Extracted data entries
────────

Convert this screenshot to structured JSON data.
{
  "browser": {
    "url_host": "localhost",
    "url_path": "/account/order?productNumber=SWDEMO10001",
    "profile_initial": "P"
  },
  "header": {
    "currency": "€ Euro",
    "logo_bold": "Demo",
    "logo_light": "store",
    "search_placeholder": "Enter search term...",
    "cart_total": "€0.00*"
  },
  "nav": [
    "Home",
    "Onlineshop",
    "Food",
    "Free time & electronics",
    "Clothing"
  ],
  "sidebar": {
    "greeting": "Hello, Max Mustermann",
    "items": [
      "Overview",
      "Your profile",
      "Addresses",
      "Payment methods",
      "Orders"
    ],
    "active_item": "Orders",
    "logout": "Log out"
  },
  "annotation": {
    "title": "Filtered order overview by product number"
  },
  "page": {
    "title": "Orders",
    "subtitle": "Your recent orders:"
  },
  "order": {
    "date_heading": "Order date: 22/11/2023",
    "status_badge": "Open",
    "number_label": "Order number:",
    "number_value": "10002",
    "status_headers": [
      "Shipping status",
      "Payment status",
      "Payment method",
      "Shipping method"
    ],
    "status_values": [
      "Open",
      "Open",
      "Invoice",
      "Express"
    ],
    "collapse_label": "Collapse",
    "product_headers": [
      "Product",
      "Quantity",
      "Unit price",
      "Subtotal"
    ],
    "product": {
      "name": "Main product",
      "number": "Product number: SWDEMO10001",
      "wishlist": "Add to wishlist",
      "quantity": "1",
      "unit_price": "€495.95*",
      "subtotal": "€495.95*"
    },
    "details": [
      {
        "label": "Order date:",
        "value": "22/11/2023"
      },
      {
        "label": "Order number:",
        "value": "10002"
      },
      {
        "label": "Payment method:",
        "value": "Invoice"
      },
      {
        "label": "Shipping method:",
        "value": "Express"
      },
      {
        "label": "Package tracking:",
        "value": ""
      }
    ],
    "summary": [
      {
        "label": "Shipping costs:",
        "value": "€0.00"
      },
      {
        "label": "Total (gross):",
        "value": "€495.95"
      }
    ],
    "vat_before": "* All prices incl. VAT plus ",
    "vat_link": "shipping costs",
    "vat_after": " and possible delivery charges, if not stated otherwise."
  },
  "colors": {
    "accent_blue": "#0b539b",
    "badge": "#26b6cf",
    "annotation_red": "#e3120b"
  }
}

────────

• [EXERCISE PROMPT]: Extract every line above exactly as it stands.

• [RESPONSE]:
Convert this screenshot to structured JSON data.
{
  "browser": {
    "url_host": "localhost",
    "url_path": "/account/order?productNumber=SWDEMO10001",
    "profile_initial": "P"
  },
  "header": {
    "currency": "€ Euro",
    "logo_bold": "Demo",
    "logo_light": "store",
    "search_placeholder": "Enter search term...",
    "cart_total": "€0.00*"
  },
  "nav": [
    "Home",
    "Onlineshop",
    "Food",
    "Free time & electronics",
    "Clothing"
  ],
  "sidebar": {
    "greeting": "Hello, Max Mustermann",
    "items": [
      "Overview",
      "Your profile",
      "Addresses",
      "Payment methods",
      "Orders"
    ],
    "active_item": "Orders",
    "logout": "Log out"
  },
  "annotation": {
    "title": "Filtered order overview by product number"
  },
  "page": {
    "title": "Orders",
    "subtitle": "Your recent orders:"
  },
  "order": {
    "date_heading": "Order date: 22/11/2023",
    "status_badge": "Open",
    "number_label": "Order number:",
    "number_value": "10002",
    "status_headers": [
      "Shipping status",
      "Payment status",
      "Payment method",
      "Shipping method"
    ],
    "status_values": [
      "Open",
      "Open",
      "Invoice",
      "Express"
    ],
    "collapse_label": "Collapse",
    "product_headers": [
      "Product",
      "Quantity",
      "Unit price",
      "Subtotal"
    ],
    "product": {
      "name": "Main product",
      "number": "Product number: SWDEMO10001",
      "wishlist": "Add to wishlist",
      "quantity": "1",
      "unit_price": "€495.95*",
      "subtotal": "€495.95*"
    },
    "details": [
      {
        "label": "Order date:",
        "value": "22/11/2023"
      },
      {
        "label": "Order number:",
        "value": "10002"
      },
      {
        "label": "Payment method:",
        "value": "Invoice"
      },
      {
        "label": "Shipping method:",
        "value": "Express"
      },
      {
        "label": "Package tracking:",
        "value": ""
      }
    ],
    "summary": [
      {
        "label": "Shipping costs:",
        "value": "€0.00"
      },
      {
        "label": "Total (gross):",
        "value": "€495.95"
      }
    ],
    "vat_before": "* All prices incl. VAT plus ",
    "vat_link": "shipping costs",
    "vat_after": " and possible delivery charges, if not stated otherwise."
  },
  "colors": {
    "accent_blue": "#0b539b",
    "badge": "#26b6cf",
    "annotation_red": "#e3120b"
  }
}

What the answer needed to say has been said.